▶ EXERCISE OBJECTIVE
Your task is to return all the entries below exactly, with every picture omitted.

BEGIN

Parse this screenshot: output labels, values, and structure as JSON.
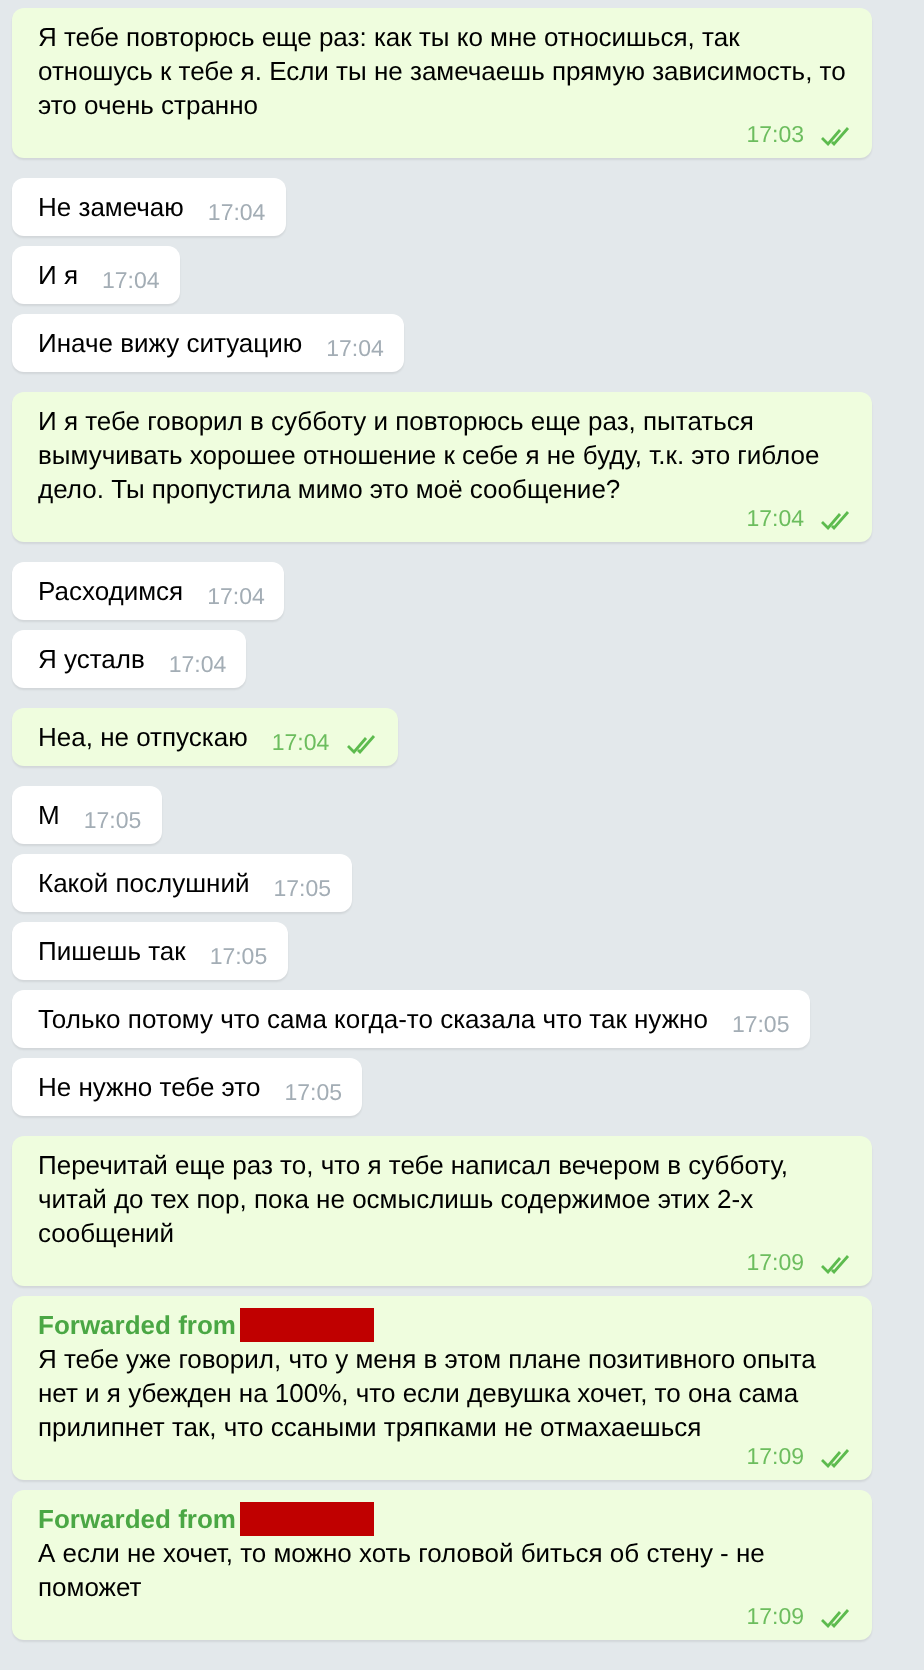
{
  "messages": [
    {
      "kind": "outgoing",
      "text": "Я тебе повторюсь еще раз: как ты ко мне относишься, так отношусь к тебе я. Если ты не замечаешь прямую зависимость, то это очень странно",
      "time": "17:03",
      "read": true
    },
    {
      "kind": "incoming",
      "text": "Не замечаю",
      "time": "17:04"
    },
    {
      "kind": "incoming",
      "text": "И я",
      "time": "17:04"
    },
    {
      "kind": "incoming",
      "text": "Иначе вижу ситуацию",
      "time": "17:04"
    },
    {
      "kind": "outgoing",
      "text": "И я тебе говорил в субботу и повторюсь еще раз, пытаться вымучивать хорошее отношение к себе я не буду, т.к. это гиблое дело. Ты пропустила мимо это моё сообщение?",
      "time": "17:04",
      "read": true
    },
    {
      "kind": "incoming",
      "text": "Расходимся",
      "time": "17:04"
    },
    {
      "kind": "incoming",
      "text": "Я усталв",
      "time": "17:04"
    },
    {
      "kind": "outgoing",
      "text": "Неа, не отпускаю",
      "time": "17:04",
      "read": true
    },
    {
      "kind": "incoming",
      "text": "М",
      "time": "17:05"
    },
    {
      "kind": "incoming",
      "text": "Какой послушний",
      "time": "17:05"
    },
    {
      "kind": "incoming",
      "text": "Пишешь так",
      "time": "17:05"
    },
    {
      "kind": "incoming",
      "text": "Только потому что сама когда-то сказала что так нужно",
      "time": "17:05"
    },
    {
      "kind": "incoming",
      "text": "Не нужно тебе это",
      "time": "17:05"
    },
    {
      "kind": "outgoing",
      "text": "Перечитай еще раз то, что я тебе написал вечером в субботу, читай до тех пор, пока не осмыслишь содержимое этих 2-х сообщений",
      "time": "17:09",
      "read": true
    },
    {
      "kind": "outgoing",
      "forward": {
        "label": "Forwarded from",
        "redacted": true
      },
      "text": "Я тебе уже говорил, что у меня в этом плане позитивного опыта нет и я убежден на 100%, что если девушка хочет, то она сама прилипнет так, что  ссаными тряпками не отмахаешься",
      "time": "17:09",
      "read": true
    },
    {
      "kind": "outgoing",
      "forward": {
        "label": "Forwarded from",
        "redacted": true
      },
      "text": "А если не хочет, то можно хоть головой биться об стену - не поможет",
      "time": "17:09",
      "read": true
    }
  ]
}
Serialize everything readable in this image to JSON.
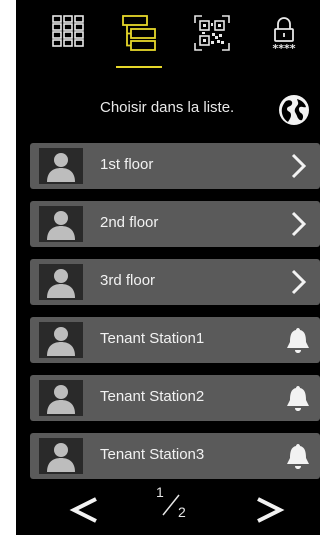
{
  "colors": {
    "accent": "#e6d72a",
    "background": "#000000",
    "row": "#5a5a5a",
    "text": "#f2f2f2"
  },
  "nav": {
    "tabs": [
      {
        "icon": "keypad-grid-icon",
        "active": false
      },
      {
        "icon": "directory-list-icon",
        "active": true
      },
      {
        "icon": "qr-code-icon",
        "active": false
      },
      {
        "icon": "lock-code-icon",
        "active": false
      }
    ]
  },
  "prompt": {
    "text": "Choisir dans la liste.",
    "icon": "globe-icon"
  },
  "list": {
    "rows": [
      {
        "label": "1st floor",
        "icon": "avatar-icon",
        "action": "chevron-right-icon"
      },
      {
        "label": "2nd floor",
        "icon": "avatar-icon",
        "action": "chevron-right-icon"
      },
      {
        "label": "3rd floor",
        "icon": "avatar-icon",
        "action": "chevron-right-icon"
      },
      {
        "label": "Tenant Station1",
        "icon": "avatar-icon",
        "action": "bell-icon"
      },
      {
        "label": "Tenant Station2",
        "icon": "avatar-icon",
        "action": "bell-icon"
      },
      {
        "label": "Tenant Station3",
        "icon": "avatar-icon",
        "action": "bell-icon"
      }
    ]
  },
  "pager": {
    "current": "1",
    "total": "2"
  }
}
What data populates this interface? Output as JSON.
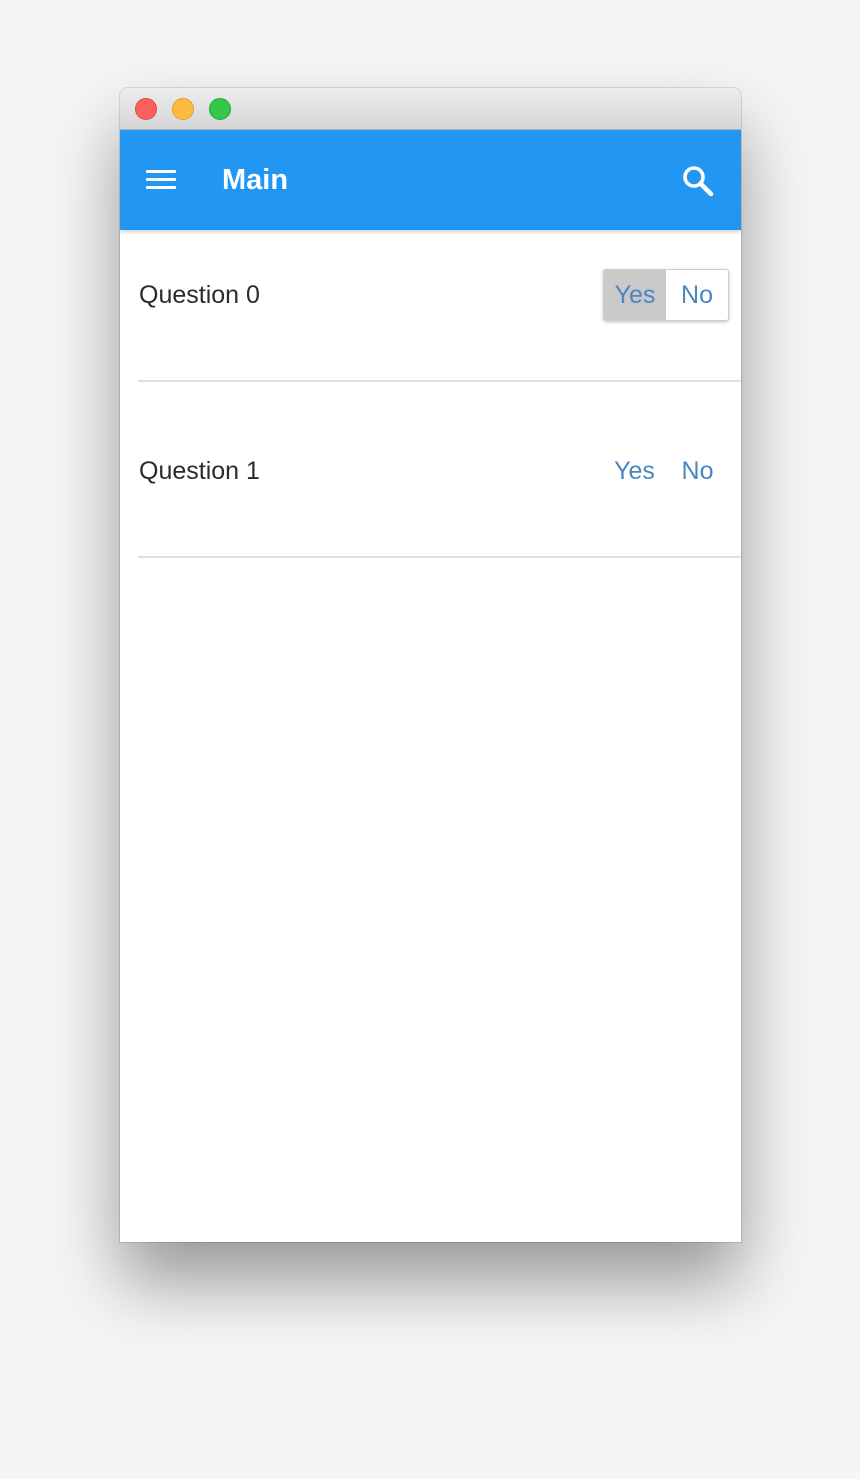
{
  "app": {
    "title": "Main",
    "accent_color": "#2196f3"
  },
  "window_controls": [
    "close",
    "minimize",
    "maximize"
  ],
  "icons": {
    "menu": "hamburger-menu-icon",
    "search": "search-icon"
  },
  "questions": [
    {
      "label": "Question 0",
      "yes_label": "Yes",
      "no_label": "No",
      "selected": "Yes"
    },
    {
      "label": "Question 1",
      "yes_label": "Yes",
      "no_label": "No",
      "selected": ""
    }
  ]
}
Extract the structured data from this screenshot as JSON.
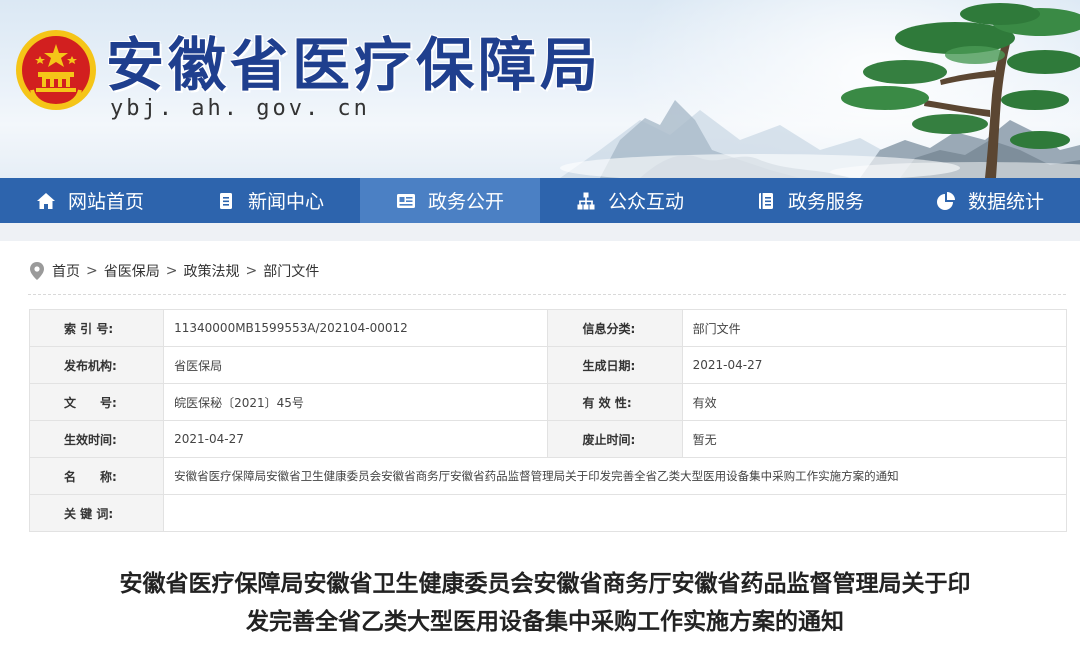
{
  "header": {
    "site_title": "安徽省医疗保障局",
    "site_url": "ybj. ah. gov. cn"
  },
  "nav": {
    "items": [
      {
        "label": "网站首页",
        "icon": "home-icon"
      },
      {
        "label": "新闻中心",
        "icon": "document-icon"
      },
      {
        "label": "政务公开",
        "icon": "news-board-icon",
        "active": true
      },
      {
        "label": "公众互动",
        "icon": "network-icon"
      },
      {
        "label": "政务服务",
        "icon": "service-book-icon"
      },
      {
        "label": "数据统计",
        "icon": "pie-chart-icon"
      }
    ]
  },
  "breadcrumb": {
    "items": [
      "首页",
      "省医保局",
      "政策法规",
      "部门文件"
    ],
    "separator": ">"
  },
  "info_table": {
    "index_label": "索 引 号:",
    "index_value": "11340000MB1599553A/202104-00012",
    "category_label": "信息分类:",
    "category_value": "部门文件",
    "publisher_label": "发布机构:",
    "publisher_value": "省医保局",
    "created_label": "生成日期:",
    "created_value": "2021-04-27",
    "docno_label": "文　　号:",
    "docno_value": "皖医保秘〔2021〕45号",
    "validity_label": "有 效 性:",
    "validity_value": "有效",
    "effective_label": "生效时间:",
    "effective_value": "2021-04-27",
    "repeal_label": "废止时间:",
    "repeal_value": "暂无",
    "name_label": "名　　称:",
    "name_value": "安徽省医疗保障局安徽省卫生健康委员会安徽省商务厅安徽省药品监督管理局关于印发完善全省乙类大型医用设备集中采购工作实施方案的通知",
    "keywords_label": "关 键 词:",
    "keywords_value": ""
  },
  "document": {
    "title_line1": "安徽省医疗保障局安徽省卫生健康委员会安徽省商务厅安徽省药品监督管理局关于印",
    "title_line2": "发完善全省乙类大型医用设备集中采购工作实施方案的通知"
  },
  "colors": {
    "nav_bg": "#2d64ad",
    "nav_active": "#4b80c4",
    "title_blue": "#1f3f8e",
    "emblem_red": "#d21f1f",
    "emblem_gold": "#f5c518"
  }
}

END

▶ EXERCISE RESULT
Parse this screenshot: output labels, values, and structure as JSON.
{
  "messages": [
    {
      "kind": "outgoing",
      "text": "Я тебе повторюсь еще раз: как ты ко мне относишься, так отношусь к тебе я. Если ты не замечаешь прямую зависимость, то это очень странно",
      "time": "17:03",
      "read": true
    },
    {
      "kind": "incoming",
      "text": "Не замечаю",
      "time": "17:04"
    },
    {
      "kind": "incoming",
      "text": "И я",
      "time": "17:04"
    },
    {
      "kind": "incoming",
      "text": "Иначе вижу ситуацию",
      "time": "17:04"
    },
    {
      "kind": "outgoing",
      "text": "И я тебе говорил в субботу и повторюсь еще раз, пытаться вымучивать хорошее отношение к себе я не буду, т.к. это гиблое дело. Ты пропустила мимо это моё сообщение?",
      "time": "17:04",
      "read": true
    },
    {
      "kind": "incoming",
      "text": "Расходимся",
      "time": "17:04"
    },
    {
      "kind": "incoming",
      "text": "Я усталв",
      "time": "17:04"
    },
    {
      "kind": "outgoing",
      "text": "Неа, не отпускаю",
      "time": "17:04",
      "read": true
    },
    {
      "kind": "incoming",
      "text": "М",
      "time": "17:05"
    },
    {
      "kind": "incoming",
      "text": "Какой послушний",
      "time": "17:05"
    },
    {
      "kind": "incoming",
      "text": "Пишешь так",
      "time": "17:05"
    },
    {
      "kind": "incoming",
      "text": "Только потому что сама когда-то сказала что так нужно",
      "time": "17:05"
    },
    {
      "kind": "incoming",
      "text": "Не нужно тебе это",
      "time": "17:05"
    },
    {
      "kind": "outgoing",
      "text": "Перечитай еще раз то, что я тебе написал вечером в субботу, читай до тех пор, пока не осмыслишь содержимое этих 2-х сообщений",
      "time": "17:09",
      "read": true
    },
    {
      "kind": "outgoing",
      "forward": {
        "label": "Forwarded from",
        "redacted": true
      },
      "text": "Я тебе уже говорил, что у меня в этом плане позитивного опыта нет и я убежден на 100%, что если девушка хочет, то она сама прилипнет так, что  ссаными тряпками не отмахаешься",
      "time": "17:09",
      "read": true
    },
    {
      "kind": "outgoing",
      "forward": {
        "label": "Forwarded from",
        "redacted": true
      },
      "text": "А если не хочет, то можно хоть головой биться об стену - не поможет",
      "time": "17:09",
      "read": true
    }
  ]
}
Serialize everything readable in this image to JSON.
{
  "colors": {
    "accent": "#e6d72a",
    "background": "#000000",
    "row": "#5a5a5a",
    "text": "#f2f2f2"
  },
  "nav": {
    "tabs": [
      {
        "icon": "keypad-grid-icon",
        "active": false
      },
      {
        "icon": "directory-list-icon",
        "active": true
      },
      {
        "icon": "qr-code-icon",
        "active": false
      },
      {
        "icon": "lock-code-icon",
        "active": false
      }
    ]
  },
  "prompt": {
    "text": "Choisir dans la liste.",
    "icon": "globe-icon"
  },
  "list": {
    "rows": [
      {
        "label": "1st floor",
        "icon": "avatar-icon",
        "action": "chevron-right-icon"
      },
      {
        "label": "2nd floor",
        "icon": "avatar-icon",
        "action": "chevron-right-icon"
      },
      {
        "label": "3rd floor",
        "icon": "avatar-icon",
        "action": "chevron-right-icon"
      },
      {
        "label": "Tenant Station1",
        "icon": "avatar-icon",
        "action": "bell-icon"
      },
      {
        "label": "Tenant Station2",
        "icon": "avatar-icon",
        "action": "bell-icon"
      },
      {
        "label": "Tenant Station3",
        "icon": "avatar-icon",
        "action": "bell-icon"
      }
    ]
  },
  "pager": {
    "current": "1",
    "total": "2"
  }
}
What data populates this interface? Output as JSON.
{
  "app": {
    "title": "Main",
    "accent_color": "#2196f3"
  },
  "window_controls": [
    "close",
    "minimize",
    "maximize"
  ],
  "icons": {
    "menu": "hamburger-menu-icon",
    "search": "search-icon"
  },
  "questions": [
    {
      "label": "Question 0",
      "yes_label": "Yes",
      "no_label": "No",
      "selected": "Yes"
    },
    {
      "label": "Question 1",
      "yes_label": "Yes",
      "no_label": "No",
      "selected": ""
    }
  ]
}
Extract the structured data from this screenshot as JSON.
{
  "header": {
    "site_title": "安徽省医疗保障局",
    "site_url": "ybj. ah. gov. cn"
  },
  "nav": {
    "items": [
      {
        "label": "网站首页",
        "icon": "home-icon"
      },
      {
        "label": "新闻中心",
        "icon": "document-icon"
      },
      {
        "label": "政务公开",
        "icon": "news-board-icon",
        "active": true
      },
      {
        "label": "公众互动",
        "icon": "network-icon"
      },
      {
        "label": "政务服务",
        "icon": "service-book-icon"
      },
      {
        "label": "数据统计",
        "icon": "pie-chart-icon"
      }
    ]
  },
  "breadcrumb": {
    "items": [
      "首页",
      "省医保局",
      "政策法规",
      "部门文件"
    ],
    "separator": ">"
  },
  "info_table": {
    "index_label": "索 引 号:",
    "index_value": "11340000MB1599553A/202104-00012",
    "category_label": "信息分类:",
    "category_value": "部门文件",
    "publisher_label": "发布机构:",
    "publisher_value": "省医保局",
    "created_label": "生成日期:",
    "created_value": "2021-04-27",
    "docno_label": "文　　号:",
    "docno_value": "皖医保秘〔2021〕45号",
    "validity_label": "有 效 性:",
    "validity_value": "有效",
    "effective_label": "生效时间:",
    "effective_value": "2021-04-27",
    "repeal_label": "废止时间:",
    "repeal_value": "暂无",
    "name_label": "名　　称:",
    "name_value": "安徽省医疗保障局安徽省卫生健康委员会安徽省商务厅安徽省药品监督管理局关于印发完善全省乙类大型医用设备集中采购工作实施方案的通知",
    "keywords_label": "关 键 词:",
    "keywords_value": ""
  },
  "document": {
    "title_line1": "安徽省医疗保障局安徽省卫生健康委员会安徽省商务厅安徽省药品监督管理局关于印",
    "title_line2": "发完善全省乙类大型医用设备集中采购工作实施方案的通知"
  },
  "colors": {
    "nav_bg": "#2d64ad",
    "nav_active": "#4b80c4",
    "title_blue": "#1f3f8e",
    "emblem_red": "#d21f1f",
    "emblem_gold": "#f5c518"
  }
}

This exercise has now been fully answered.